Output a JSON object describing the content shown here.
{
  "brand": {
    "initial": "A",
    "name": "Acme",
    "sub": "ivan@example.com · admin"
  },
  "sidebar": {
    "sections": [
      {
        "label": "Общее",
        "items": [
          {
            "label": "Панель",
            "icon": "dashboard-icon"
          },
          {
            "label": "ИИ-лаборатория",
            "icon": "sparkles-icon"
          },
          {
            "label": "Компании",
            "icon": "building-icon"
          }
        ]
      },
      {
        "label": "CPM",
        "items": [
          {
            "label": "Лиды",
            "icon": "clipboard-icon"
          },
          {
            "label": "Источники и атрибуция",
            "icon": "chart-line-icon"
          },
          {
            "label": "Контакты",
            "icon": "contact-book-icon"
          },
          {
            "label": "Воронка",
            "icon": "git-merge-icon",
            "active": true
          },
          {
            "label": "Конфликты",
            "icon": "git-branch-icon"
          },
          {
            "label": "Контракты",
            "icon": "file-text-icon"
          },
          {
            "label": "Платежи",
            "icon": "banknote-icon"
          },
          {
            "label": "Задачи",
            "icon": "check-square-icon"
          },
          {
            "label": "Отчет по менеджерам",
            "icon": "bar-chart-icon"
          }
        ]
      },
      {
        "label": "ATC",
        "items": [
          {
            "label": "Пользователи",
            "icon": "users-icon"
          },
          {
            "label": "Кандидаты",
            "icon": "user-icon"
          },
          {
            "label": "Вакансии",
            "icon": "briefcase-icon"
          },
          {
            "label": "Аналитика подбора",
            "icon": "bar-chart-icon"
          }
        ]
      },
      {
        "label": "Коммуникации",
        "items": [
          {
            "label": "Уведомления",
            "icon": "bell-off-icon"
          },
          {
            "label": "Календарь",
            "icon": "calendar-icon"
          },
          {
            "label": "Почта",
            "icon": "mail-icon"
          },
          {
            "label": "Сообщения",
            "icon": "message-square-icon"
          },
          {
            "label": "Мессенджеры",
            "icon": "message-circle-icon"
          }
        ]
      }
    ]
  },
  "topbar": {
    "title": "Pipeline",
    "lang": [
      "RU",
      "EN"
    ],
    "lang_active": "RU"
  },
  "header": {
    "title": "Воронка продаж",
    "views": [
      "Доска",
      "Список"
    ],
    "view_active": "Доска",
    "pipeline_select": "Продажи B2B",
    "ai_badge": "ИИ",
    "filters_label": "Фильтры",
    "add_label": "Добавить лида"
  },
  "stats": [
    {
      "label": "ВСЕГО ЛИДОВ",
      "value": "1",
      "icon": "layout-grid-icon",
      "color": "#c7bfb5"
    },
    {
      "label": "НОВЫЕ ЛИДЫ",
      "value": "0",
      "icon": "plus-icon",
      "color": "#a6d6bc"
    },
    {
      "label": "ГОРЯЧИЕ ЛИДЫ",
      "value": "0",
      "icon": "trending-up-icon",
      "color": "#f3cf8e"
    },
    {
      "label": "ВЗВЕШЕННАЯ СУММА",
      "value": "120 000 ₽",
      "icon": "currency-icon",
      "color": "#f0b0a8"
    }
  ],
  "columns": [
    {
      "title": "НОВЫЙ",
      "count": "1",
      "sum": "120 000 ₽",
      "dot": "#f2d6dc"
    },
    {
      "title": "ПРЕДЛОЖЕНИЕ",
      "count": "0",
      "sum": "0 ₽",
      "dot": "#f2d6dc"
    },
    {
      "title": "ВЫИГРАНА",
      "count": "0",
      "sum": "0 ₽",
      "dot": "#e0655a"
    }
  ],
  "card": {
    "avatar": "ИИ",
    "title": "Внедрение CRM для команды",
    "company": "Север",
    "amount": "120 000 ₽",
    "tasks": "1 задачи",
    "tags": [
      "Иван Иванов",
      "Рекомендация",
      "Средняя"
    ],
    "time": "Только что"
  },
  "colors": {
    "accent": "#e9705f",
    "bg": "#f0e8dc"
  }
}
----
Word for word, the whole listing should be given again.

Output a JSON object describing the content shown here.
{
  "brand": {
    "initial": "A",
    "name": "Acme",
    "sub": "ivan@example.com · admin"
  },
  "sidebar": {
    "sections": [
      {
        "label": "Общее",
        "items": [
          {
            "label": "Панель",
            "icon": "dashboard-icon"
          },
          {
            "label": "ИИ-лаборатория",
            "icon": "sparkles-icon"
          },
          {
            "label": "Компании",
            "icon": "building-icon"
          }
        ]
      },
      {
        "label": "CPM",
        "items": [
          {
            "label": "Лиды",
            "icon": "clipboard-icon"
          },
          {
            "label": "Источники и атрибуция",
            "icon": "chart-line-icon"
          },
          {
            "label": "Контакты",
            "icon": "contact-book-icon"
          },
          {
            "label": "Воронка",
            "icon": "git-merge-icon",
            "active": true
          },
          {
            "label": "Конфликты",
            "icon": "git-branch-icon"
          },
          {
            "label": "Контракты",
            "icon": "file-text-icon"
          },
          {
            "label": "Платежи",
            "icon": "banknote-icon"
          },
          {
            "label": "Задачи",
            "icon": "check-square-icon"
          },
          {
            "label": "Отчет по менеджерам",
            "icon": "bar-chart-icon"
          }
        ]
      },
      {
        "label": "ATC",
        "items": [
          {
            "label": "Пользователи",
            "icon": "users-icon"
          },
          {
            "label": "Кандидаты",
            "icon": "user-icon"
          },
          {
            "label": "Вакансии",
            "icon": "briefcase-icon"
          },
          {
            "label": "Аналитика подбора",
            "icon": "bar-chart-icon"
          }
        ]
      },
      {
        "label": "Коммуникации",
        "items": [
          {
            "label": "Уведомления",
            "icon": "bell-off-icon"
          },
          {
            "label": "Календарь",
            "icon": "calendar-icon"
          },
          {
            "label": "Почта",
            "icon": "mail-icon"
          },
          {
            "label": "Сообщения",
            "icon": "message-square-icon"
          },
          {
            "label": "Мессенджеры",
            "icon": "message-circle-icon"
          }
        ]
      }
    ]
  },
  "topbar": {
    "title": "Pipeline",
    "lang": [
      "RU",
      "EN"
    ],
    "lang_active": "RU"
  },
  "header": {
    "title": "Воронка продаж",
    "views": [
      "Доска",
      "Список"
    ],
    "view_active": "Доска",
    "pipeline_select": "Продажи B2B",
    "ai_badge": "ИИ",
    "filters_label": "Фильтры",
    "add_label": "Добавить лида"
  },
  "stats": [
    {
      "label": "ВСЕГО ЛИДОВ",
      "value": "1",
      "icon": "layout-grid-icon",
      "color": "#c7bfb5"
    },
    {
      "label": "НОВЫЕ ЛИДЫ",
      "value": "0",
      "icon": "plus-icon",
      "color": "#a6d6bc"
    },
    {
      "label": "ГОРЯЧИЕ ЛИДЫ",
      "value": "0",
      "icon": "trending-up-icon",
      "color": "#f3cf8e"
    },
    {
      "label": "ВЗВЕШЕННАЯ СУММА",
      "value": "120 000 ₽",
      "icon": "currency-icon",
      "color": "#f0b0a8"
    }
  ],
  "columns": [
    {
      "title": "НОВЫЙ",
      "count": "1",
      "sum": "120 000 ₽",
      "dot": "#f2d6dc"
    },
    {
      "title": "ПРЕДЛОЖЕНИЕ",
      "count": "0",
      "sum": "0 ₽",
      "dot": "#f2d6dc"
    },
    {
      "title": "ВЫИГРАНА",
      "count": "0",
      "sum": "0 ₽",
      "dot": "#e0655a"
    }
  ],
  "card": {
    "avatar": "ИИ",
    "title": "Внедрение CRM для команды",
    "company": "Север",
    "amount": "120 000 ₽",
    "tasks": "1 задачи",
    "tags": [
      "Иван Иванов",
      "Рекомендация",
      "Средняя"
    ],
    "time": "Только что"
  },
  "colors": {
    "accent": "#e9705f",
    "bg": "#f0e8dc"
  }
}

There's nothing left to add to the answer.